11:59 22/07/2014

King Philippe joined his people on Monday to celebrate his first full National Day as King, a day marked by the notable absence of his father, former King Albert, from whom he took over the throne exactly one year previously.

The day began as always with a Te Deum in the cathedral in Brussels. The traditional military parade that passes by the front of the royal palace this year took as its theme World War One, with officers parading in some of the many uniforms current when the war started a century ago. The King and Queen watched the proceedings from a dais on Place des Palais with their four children.

On Monday, the King and Queen spent an hour after the parade walking among the public gathered in the Royal Park in front of the palace, allowing many the opportunity to congratulate him on the first year of his reign. They also visited the stands of a number of companies who supply the royal house with coffee and biscuits.

The previous evening saw the King and Queen attending the Bal National on Place du Jeu de Balle in the Marolles district, with 15,000 members of the public. 

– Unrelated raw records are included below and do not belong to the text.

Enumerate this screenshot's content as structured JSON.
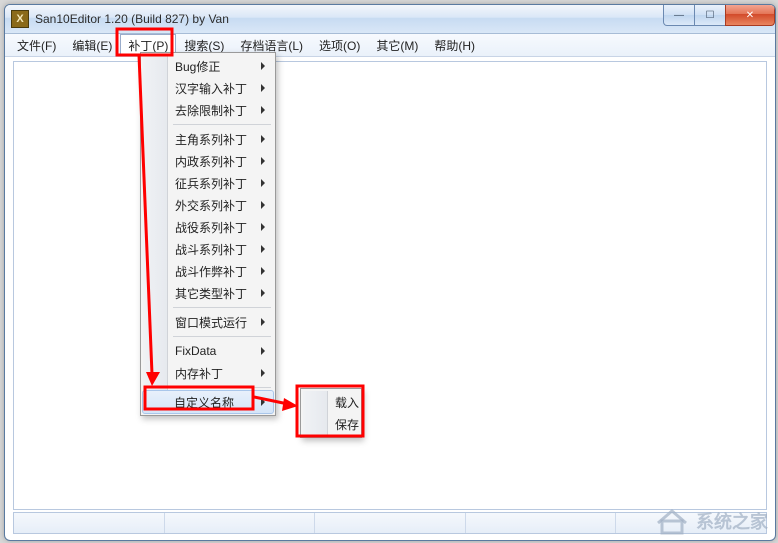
{
  "window": {
    "title": "San10Editor 1.20 (Build 827) by Van",
    "app_icon_letter": "X"
  },
  "caption": {
    "min_glyph": "—",
    "max_glyph": "☐",
    "close_glyph": "✕"
  },
  "menubar": {
    "items": [
      {
        "label": "文件(F)"
      },
      {
        "label": "编辑(E)"
      },
      {
        "label": "补丁(P)",
        "pressed": true
      },
      {
        "label": "搜索(S)"
      },
      {
        "label": "存档语言(L)"
      },
      {
        "label": "选项(O)"
      },
      {
        "label": "其它(M)"
      },
      {
        "label": "帮助(H)"
      }
    ]
  },
  "dropdown_main": {
    "items": [
      {
        "label": "Bug修正",
        "submenu": true
      },
      {
        "label": "汉字输入补丁",
        "submenu": true
      },
      {
        "label": "去除限制补丁",
        "submenu": true
      },
      {
        "sep": true
      },
      {
        "label": "主角系列补丁",
        "submenu": true
      },
      {
        "label": "内政系列补丁",
        "submenu": true
      },
      {
        "label": "征兵系列补丁",
        "submenu": true
      },
      {
        "label": "外交系列补丁",
        "submenu": true
      },
      {
        "label": "战役系列补丁",
        "submenu": true
      },
      {
        "label": "战斗系列补丁",
        "submenu": true
      },
      {
        "label": "战斗作弊补丁",
        "submenu": true
      },
      {
        "label": "其它类型补丁",
        "submenu": true
      },
      {
        "sep": true
      },
      {
        "label": "窗口模式运行",
        "submenu": true
      },
      {
        "sep": true
      },
      {
        "label": "FixData",
        "submenu": true
      },
      {
        "label": "内存补丁",
        "submenu": true
      },
      {
        "sep": true
      },
      {
        "label": "自定义名称",
        "submenu": true,
        "hover": true
      }
    ]
  },
  "dropdown_sub": {
    "items": [
      {
        "label": "载入"
      },
      {
        "label": "保存"
      }
    ]
  },
  "watermark": "系统之家"
}
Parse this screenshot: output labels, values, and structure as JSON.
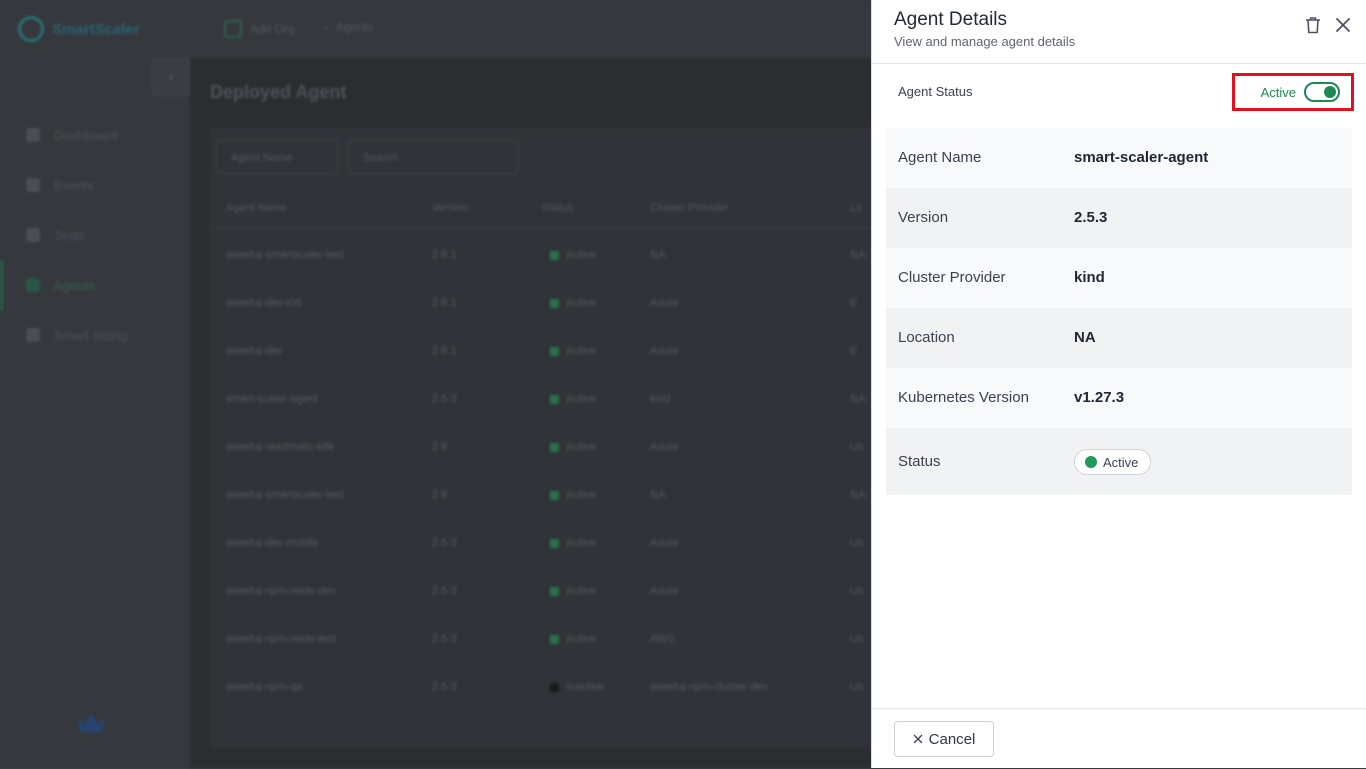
{
  "background": {
    "brand": "SmartScaler",
    "breadcrumb": [
      "Add Org",
      "Agents"
    ],
    "nav": [
      "Dashboard",
      "Events",
      "Tests",
      "Agents",
      "Smart Sizing"
    ],
    "active_nav": "Agents",
    "page_title": "Deployed Agent",
    "filters": {
      "agent_name": "Agent Name",
      "search": "Search"
    },
    "columns": [
      "Agent Name",
      "Version",
      "Status",
      "Cluster Provider",
      "Lo"
    ],
    "rows": [
      [
        "avesha-smartscaler-test",
        "2.6.1",
        "Active",
        "NA",
        "NA"
      ],
      [
        "avesha-dev-t05",
        "2.6.1",
        "Active",
        "Azure",
        "E"
      ],
      [
        "avesha-dev",
        "2.6.1",
        "Active",
        "Azure",
        "E"
      ],
      [
        "smart-scaler-agent",
        "2.5.3",
        "Active",
        "kind",
        "NA"
      ],
      [
        "avesha-readmatic-k8k",
        "2.6",
        "Active",
        "Azure",
        "Us"
      ],
      [
        "avesha-smartscaler-test",
        "2.6",
        "Active",
        "NA",
        "NA"
      ],
      [
        "avesha-dev-mobile",
        "2.5.3",
        "Active",
        "Azure",
        "Us"
      ],
      [
        "avesha-npm-node-dev",
        "2.5.3",
        "Active",
        "Azure",
        "Us"
      ],
      [
        "avesha-npm-node-test",
        "2.5.3",
        "Active",
        "AWS",
        "Us"
      ],
      [
        "avesha-npm-qa",
        "2.5.3",
        "Inactive",
        "avesha-npm-cluster-dev",
        "Us"
      ]
    ]
  },
  "drawer": {
    "title": "Agent Details",
    "subtitle": "View and manage agent details",
    "status_label": "Agent Status",
    "toggle_text": "Active",
    "toggle_on": true,
    "details": [
      {
        "label": "Agent Name",
        "value": "smart-scaler-agent"
      },
      {
        "label": "Version",
        "value": "2.5.3"
      },
      {
        "label": "Cluster Provider",
        "value": "kind"
      },
      {
        "label": "Location",
        "value": "NA"
      },
      {
        "label": "Kubernetes Version",
        "value": "v1.27.3"
      }
    ],
    "status_row": {
      "label": "Status",
      "badge": "Active"
    },
    "cancel_label": "Cancel"
  },
  "colors": {
    "accent_green": "#1d8a54",
    "highlight_red": "#e0111c",
    "overlay": "#3b3f44"
  }
}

The absence of King Albert, who reportedly chose not to return from holiday in the south of France, led to speculation on the state of relations between the two monarchs, past and present. The former king made it clear he had no intention of becoming involved in how Philippe carries out his duties, yet the past year has been marked by a series of unfortunate incidents: Albert’s complaints about the level of his civil list allowance; his failure to notify the palace about two frank interviews given to TV channels RTL and VTM; and a letter published by Queen Paola about the illness suffered earlier in the year by Prince Laurent, followed by a dispute over the resignation of the official responsible.

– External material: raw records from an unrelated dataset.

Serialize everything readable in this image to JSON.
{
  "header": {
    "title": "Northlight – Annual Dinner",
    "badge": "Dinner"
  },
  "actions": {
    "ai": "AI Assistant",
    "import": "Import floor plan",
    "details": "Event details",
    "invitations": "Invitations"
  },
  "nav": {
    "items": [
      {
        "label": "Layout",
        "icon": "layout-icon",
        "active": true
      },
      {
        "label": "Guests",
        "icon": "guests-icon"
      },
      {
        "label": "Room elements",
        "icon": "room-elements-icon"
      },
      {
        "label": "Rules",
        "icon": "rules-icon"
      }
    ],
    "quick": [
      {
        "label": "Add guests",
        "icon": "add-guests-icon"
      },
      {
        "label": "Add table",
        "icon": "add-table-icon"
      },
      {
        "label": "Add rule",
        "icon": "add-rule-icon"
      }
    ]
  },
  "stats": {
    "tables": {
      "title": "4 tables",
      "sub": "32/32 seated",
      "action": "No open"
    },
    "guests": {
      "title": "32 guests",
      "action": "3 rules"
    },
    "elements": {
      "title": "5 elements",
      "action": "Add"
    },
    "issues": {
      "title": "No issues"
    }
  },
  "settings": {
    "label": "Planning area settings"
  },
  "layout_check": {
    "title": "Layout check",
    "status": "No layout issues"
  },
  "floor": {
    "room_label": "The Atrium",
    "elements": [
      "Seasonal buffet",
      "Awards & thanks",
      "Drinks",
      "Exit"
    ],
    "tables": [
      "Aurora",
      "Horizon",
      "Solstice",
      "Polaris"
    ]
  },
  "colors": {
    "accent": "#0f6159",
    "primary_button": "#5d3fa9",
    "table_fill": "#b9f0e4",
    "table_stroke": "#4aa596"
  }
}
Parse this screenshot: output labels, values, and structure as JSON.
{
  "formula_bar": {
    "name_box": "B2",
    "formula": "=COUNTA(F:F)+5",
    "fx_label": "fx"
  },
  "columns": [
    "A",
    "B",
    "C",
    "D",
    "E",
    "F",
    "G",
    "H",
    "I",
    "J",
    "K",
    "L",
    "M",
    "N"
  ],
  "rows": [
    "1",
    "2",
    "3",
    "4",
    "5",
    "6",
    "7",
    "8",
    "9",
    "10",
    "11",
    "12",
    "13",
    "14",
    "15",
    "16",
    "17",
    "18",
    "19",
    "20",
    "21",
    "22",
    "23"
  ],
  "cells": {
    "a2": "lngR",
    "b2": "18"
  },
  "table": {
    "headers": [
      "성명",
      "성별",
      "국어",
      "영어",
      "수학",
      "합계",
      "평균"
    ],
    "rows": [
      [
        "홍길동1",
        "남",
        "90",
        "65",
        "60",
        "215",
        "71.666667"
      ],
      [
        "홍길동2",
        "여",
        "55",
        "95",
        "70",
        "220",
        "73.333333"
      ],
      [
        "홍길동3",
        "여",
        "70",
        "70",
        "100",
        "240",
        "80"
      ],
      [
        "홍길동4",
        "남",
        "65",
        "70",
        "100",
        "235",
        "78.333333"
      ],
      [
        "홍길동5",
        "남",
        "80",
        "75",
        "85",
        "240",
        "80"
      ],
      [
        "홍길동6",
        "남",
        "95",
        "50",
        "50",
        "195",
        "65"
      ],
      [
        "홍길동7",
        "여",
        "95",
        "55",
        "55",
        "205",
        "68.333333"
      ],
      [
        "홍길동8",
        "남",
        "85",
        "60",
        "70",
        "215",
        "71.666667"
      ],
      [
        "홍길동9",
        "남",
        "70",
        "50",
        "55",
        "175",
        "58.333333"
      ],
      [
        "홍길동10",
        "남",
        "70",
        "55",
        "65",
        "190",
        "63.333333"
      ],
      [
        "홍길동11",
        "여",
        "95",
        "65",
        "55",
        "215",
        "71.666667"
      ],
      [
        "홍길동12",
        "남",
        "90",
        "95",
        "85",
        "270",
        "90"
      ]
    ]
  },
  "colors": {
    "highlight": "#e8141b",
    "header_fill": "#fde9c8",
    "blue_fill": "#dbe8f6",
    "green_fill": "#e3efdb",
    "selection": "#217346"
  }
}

According to the official royal press spokesperson, Albert had informed the palace some time ago that he would not be present. He underwent a surgical procedure to remove a skin tumour earlier this month and needs to rest. However, other reports said Philippe had tried to convince his father to be present, without success.

The festivities came to an end with a firework display by Van Cleemput of Brussels, set to the music of the opera De Stomme van Portici by Daniel François Esprit Auber – the work whose performance in August 1830 was the occasion for the start of the revolution that led to the creation of the Belgian nation.


Photo: Belga



Written by Alan Hope